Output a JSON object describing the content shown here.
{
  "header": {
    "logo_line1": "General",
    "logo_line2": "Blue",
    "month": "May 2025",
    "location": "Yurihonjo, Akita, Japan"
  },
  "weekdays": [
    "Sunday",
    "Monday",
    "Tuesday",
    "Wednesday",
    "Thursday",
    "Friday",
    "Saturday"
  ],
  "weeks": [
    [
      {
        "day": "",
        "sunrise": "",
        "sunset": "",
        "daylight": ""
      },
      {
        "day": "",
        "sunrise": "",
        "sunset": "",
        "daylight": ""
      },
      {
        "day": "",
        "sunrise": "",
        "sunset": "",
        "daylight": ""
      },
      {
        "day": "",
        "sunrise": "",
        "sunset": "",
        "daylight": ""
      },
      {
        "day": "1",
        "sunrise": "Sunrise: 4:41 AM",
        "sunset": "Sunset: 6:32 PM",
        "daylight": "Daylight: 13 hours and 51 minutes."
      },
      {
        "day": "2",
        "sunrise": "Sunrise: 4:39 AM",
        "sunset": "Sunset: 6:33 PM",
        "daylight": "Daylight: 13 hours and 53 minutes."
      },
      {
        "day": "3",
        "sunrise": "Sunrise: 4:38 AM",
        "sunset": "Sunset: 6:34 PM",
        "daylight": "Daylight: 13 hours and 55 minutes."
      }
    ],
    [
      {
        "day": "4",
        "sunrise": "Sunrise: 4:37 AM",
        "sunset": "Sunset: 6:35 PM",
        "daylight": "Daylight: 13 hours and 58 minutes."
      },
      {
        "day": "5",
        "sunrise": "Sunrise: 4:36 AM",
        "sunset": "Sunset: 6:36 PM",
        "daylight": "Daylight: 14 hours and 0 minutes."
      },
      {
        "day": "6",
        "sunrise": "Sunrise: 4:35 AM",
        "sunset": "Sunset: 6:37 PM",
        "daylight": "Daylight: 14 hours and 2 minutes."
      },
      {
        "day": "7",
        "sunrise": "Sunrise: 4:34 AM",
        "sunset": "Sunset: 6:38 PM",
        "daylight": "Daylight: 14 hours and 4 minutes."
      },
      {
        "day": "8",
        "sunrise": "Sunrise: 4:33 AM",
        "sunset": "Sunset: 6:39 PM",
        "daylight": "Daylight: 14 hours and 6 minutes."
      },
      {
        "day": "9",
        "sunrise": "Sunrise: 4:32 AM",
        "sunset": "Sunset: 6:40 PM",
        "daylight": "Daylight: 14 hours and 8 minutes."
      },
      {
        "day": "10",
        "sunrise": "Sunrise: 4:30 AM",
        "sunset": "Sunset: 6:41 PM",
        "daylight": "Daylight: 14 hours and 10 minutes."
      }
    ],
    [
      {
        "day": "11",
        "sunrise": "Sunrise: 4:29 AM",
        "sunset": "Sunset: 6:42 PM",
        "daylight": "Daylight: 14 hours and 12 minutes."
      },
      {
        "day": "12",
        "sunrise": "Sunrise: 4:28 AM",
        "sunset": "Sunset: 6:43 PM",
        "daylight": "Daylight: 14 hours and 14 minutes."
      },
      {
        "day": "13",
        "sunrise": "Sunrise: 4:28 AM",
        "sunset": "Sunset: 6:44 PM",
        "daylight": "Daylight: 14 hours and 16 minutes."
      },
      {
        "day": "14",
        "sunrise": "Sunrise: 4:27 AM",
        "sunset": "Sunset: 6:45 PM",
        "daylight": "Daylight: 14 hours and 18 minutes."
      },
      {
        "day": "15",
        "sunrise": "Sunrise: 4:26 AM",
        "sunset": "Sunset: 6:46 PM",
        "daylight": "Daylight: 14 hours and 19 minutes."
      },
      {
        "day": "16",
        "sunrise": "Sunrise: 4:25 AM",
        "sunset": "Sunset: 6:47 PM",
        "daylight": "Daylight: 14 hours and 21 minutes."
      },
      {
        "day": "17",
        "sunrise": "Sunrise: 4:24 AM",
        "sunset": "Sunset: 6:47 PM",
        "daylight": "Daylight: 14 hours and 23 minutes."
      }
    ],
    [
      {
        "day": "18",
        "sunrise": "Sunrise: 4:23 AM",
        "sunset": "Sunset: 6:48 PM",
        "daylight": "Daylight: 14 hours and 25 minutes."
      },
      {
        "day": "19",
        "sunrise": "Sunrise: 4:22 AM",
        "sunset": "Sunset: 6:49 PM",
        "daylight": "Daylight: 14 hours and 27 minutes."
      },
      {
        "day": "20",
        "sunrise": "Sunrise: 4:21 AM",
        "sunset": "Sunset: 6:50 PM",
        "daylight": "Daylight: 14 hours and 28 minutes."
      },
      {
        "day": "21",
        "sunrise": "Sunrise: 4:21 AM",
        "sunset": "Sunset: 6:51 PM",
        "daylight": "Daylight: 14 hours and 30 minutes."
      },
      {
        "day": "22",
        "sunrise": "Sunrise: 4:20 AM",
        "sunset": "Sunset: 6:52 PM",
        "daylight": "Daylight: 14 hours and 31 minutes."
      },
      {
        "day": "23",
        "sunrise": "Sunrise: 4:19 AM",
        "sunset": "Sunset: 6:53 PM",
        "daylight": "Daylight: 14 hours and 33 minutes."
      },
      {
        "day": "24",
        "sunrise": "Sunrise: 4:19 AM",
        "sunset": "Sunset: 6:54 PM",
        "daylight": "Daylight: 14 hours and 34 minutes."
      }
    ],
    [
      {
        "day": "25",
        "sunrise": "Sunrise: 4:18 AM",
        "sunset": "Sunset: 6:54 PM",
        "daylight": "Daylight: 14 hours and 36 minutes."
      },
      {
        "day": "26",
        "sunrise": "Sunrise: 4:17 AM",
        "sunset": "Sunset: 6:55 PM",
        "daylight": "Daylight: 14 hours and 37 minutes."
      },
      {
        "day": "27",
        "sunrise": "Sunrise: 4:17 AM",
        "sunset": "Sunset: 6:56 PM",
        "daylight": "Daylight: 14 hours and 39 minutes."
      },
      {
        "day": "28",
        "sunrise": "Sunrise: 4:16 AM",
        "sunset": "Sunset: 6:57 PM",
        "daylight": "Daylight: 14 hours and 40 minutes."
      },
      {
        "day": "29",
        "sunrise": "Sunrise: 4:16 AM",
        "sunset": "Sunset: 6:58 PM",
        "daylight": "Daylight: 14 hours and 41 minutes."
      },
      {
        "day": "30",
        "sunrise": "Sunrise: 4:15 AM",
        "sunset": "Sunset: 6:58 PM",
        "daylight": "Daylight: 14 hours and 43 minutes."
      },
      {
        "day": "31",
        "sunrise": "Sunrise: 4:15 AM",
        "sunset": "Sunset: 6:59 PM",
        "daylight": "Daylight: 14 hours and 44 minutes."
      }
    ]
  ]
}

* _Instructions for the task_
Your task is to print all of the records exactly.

* _Exercise solution_
Output a JSON object describing the content shown here.
{
  "header": {
    "logo_line1": "General",
    "logo_line2": "Blue",
    "month": "May 2025",
    "location": "Yurihonjo, Akita, Japan"
  },
  "weekdays": [
    "Sunday",
    "Monday",
    "Tuesday",
    "Wednesday",
    "Thursday",
    "Friday",
    "Saturday"
  ],
  "weeks": [
    [
      {
        "day": "",
        "sunrise": "",
        "sunset": "",
        "daylight": ""
      },
      {
        "day": "",
        "sunrise": "",
        "sunset": "",
        "daylight": ""
      },
      {
        "day": "",
        "sunrise": "",
        "sunset": "",
        "daylight": ""
      },
      {
        "day": "",
        "sunrise": "",
        "sunset": "",
        "daylight": ""
      },
      {
        "day": "1",
        "sunrise": "Sunrise: 4:41 AM",
        "sunset": "Sunset: 6:32 PM",
        "daylight": "Daylight: 13 hours and 51 minutes."
      },
      {
        "day": "2",
        "sunrise": "Sunrise: 4:39 AM",
        "sunset": "Sunset: 6:33 PM",
        "daylight": "Daylight: 13 hours and 53 minutes."
      },
      {
        "day": "3",
        "sunrise": "Sunrise: 4:38 AM",
        "sunset": "Sunset: 6:34 PM",
        "daylight": "Daylight: 13 hours and 55 minutes."
      }
    ],
    [
      {
        "day": "4",
        "sunrise": "Sunrise: 4:37 AM",
        "sunset": "Sunset: 6:35 PM",
        "daylight": "Daylight: 13 hours and 58 minutes."
      },
      {
        "day": "5",
        "sunrise": "Sunrise: 4:36 AM",
        "sunset": "Sunset: 6:36 PM",
        "daylight": "Daylight: 14 hours and 0 minutes."
      },
      {
        "day": "6",
        "sunrise": "Sunrise: 4:35 AM",
        "sunset": "Sunset: 6:37 PM",
        "daylight": "Daylight: 14 hours and 2 minutes."
      },
      {
        "day": "7",
        "sunrise": "Sunrise: 4:34 AM",
        "sunset": "Sunset: 6:38 PM",
        "daylight": "Daylight: 14 hours and 4 minutes."
      },
      {
        "day": "8",
        "sunrise": "Sunrise: 4:33 AM",
        "sunset": "Sunset: 6:39 PM",
        "daylight": "Daylight: 14 hours and 6 minutes."
      },
      {
        "day": "9",
        "sunrise": "Sunrise: 4:32 AM",
        "sunset": "Sunset: 6:40 PM",
        "daylight": "Daylight: 14 hours and 8 minutes."
      },
      {
        "day": "10",
        "sunrise": "Sunrise: 4:30 AM",
        "sunset": "Sunset: 6:41 PM",
        "daylight": "Daylight: 14 hours and 10 minutes."
      }
    ],
    [
      {
        "day": "11",
        "sunrise": "Sunrise: 4:29 AM",
        "sunset": "Sunset: 6:42 PM",
        "daylight": "Daylight: 14 hours and 12 minutes."
      },
      {
        "day": "12",
        "sunrise": "Sunrise: 4:28 AM",
        "sunset": "Sunset: 6:43 PM",
        "daylight": "Daylight: 14 hours and 14 minutes."
      },
      {
        "day": "13",
        "sunrise": "Sunrise: 4:28 AM",
        "sunset": "Sunset: 6:44 PM",
        "daylight": "Daylight: 14 hours and 16 minutes."
      },
      {
        "day": "14",
        "sunrise": "Sunrise: 4:27 AM",
        "sunset": "Sunset: 6:45 PM",
        "daylight": "Daylight: 14 hours and 18 minutes."
      },
      {
        "day": "15",
        "sunrise": "Sunrise: 4:26 AM",
        "sunset": "Sunset: 6:46 PM",
        "daylight": "Daylight: 14 hours and 19 minutes."
      },
      {
        "day": "16",
        "sunrise": "Sunrise: 4:25 AM",
        "sunset": "Sunset: 6:47 PM",
        "daylight": "Daylight: 14 hours and 21 minutes."
      },
      {
        "day": "17",
        "sunrise": "Sunrise: 4:24 AM",
        "sunset": "Sunset: 6:47 PM",
        "daylight": "Daylight: 14 hours and 23 minutes."
      }
    ],
    [
      {
        "day": "18",
        "sunrise": "Sunrise: 4:23 AM",
        "sunset": "Sunset: 6:48 PM",
        "daylight": "Daylight: 14 hours and 25 minutes."
      },
      {
        "day": "19",
        "sunrise": "Sunrise: 4:22 AM",
        "sunset": "Sunset: 6:49 PM",
        "daylight": "Daylight: 14 hours and 27 minutes."
      },
      {
        "day": "20",
        "sunrise": "Sunrise: 4:21 AM",
        "sunset": "Sunset: 6:50 PM",
        "daylight": "Daylight: 14 hours and 28 minutes."
      },
      {
        "day": "21",
        "sunrise": "Sunrise: 4:21 AM",
        "sunset": "Sunset: 6:51 PM",
        "daylight": "Daylight: 14 hours and 30 minutes."
      },
      {
        "day": "22",
        "sunrise": "Sunrise: 4:20 AM",
        "sunset": "Sunset: 6:52 PM",
        "daylight": "Daylight: 14 hours and 31 minutes."
      },
      {
        "day": "23",
        "sunrise": "Sunrise: 4:19 AM",
        "sunset": "Sunset: 6:53 PM",
        "daylight": "Daylight: 14 hours and 33 minutes."
      },
      {
        "day": "24",
        "sunrise": "Sunrise: 4:19 AM",
        "sunset": "Sunset: 6:54 PM",
        "daylight": "Daylight: 14 hours and 34 minutes."
      }
    ],
    [
      {
        "day": "25",
        "sunrise": "Sunrise: 4:18 AM",
        "sunset": "Sunset: 6:54 PM",
        "daylight": "Daylight: 14 hours and 36 minutes."
      },
      {
        "day": "26",
        "sunrise": "Sunrise: 4:17 AM",
        "sunset": "Sunset: 6:55 PM",
        "daylight": "Daylight: 14 hours and 37 minutes."
      },
      {
        "day": "27",
        "sunrise": "Sunrise: 4:17 AM",
        "sunset": "Sunset: 6:56 PM",
        "daylight": "Daylight: 14 hours and 39 minutes."
      },
      {
        "day": "28",
        "sunrise": "Sunrise: 4:16 AM",
        "sunset": "Sunset: 6:57 PM",
        "daylight": "Daylight: 14 hours and 40 minutes."
      },
      {
        "day": "29",
        "sunrise": "Sunrise: 4:16 AM",
        "sunset": "Sunset: 6:58 PM",
        "daylight": "Daylight: 14 hours and 41 minutes."
      },
      {
        "day": "30",
        "sunrise": "Sunrise: 4:15 AM",
        "sunset": "Sunset: 6:58 PM",
        "daylight": "Daylight: 14 hours and 43 minutes."
      },
      {
        "day": "31",
        "sunrise": "Sunrise: 4:15 AM",
        "sunset": "Sunset: 6:59 PM",
        "daylight": "Daylight: 14 hours and 44 minutes."
      }
    ]
  ]
}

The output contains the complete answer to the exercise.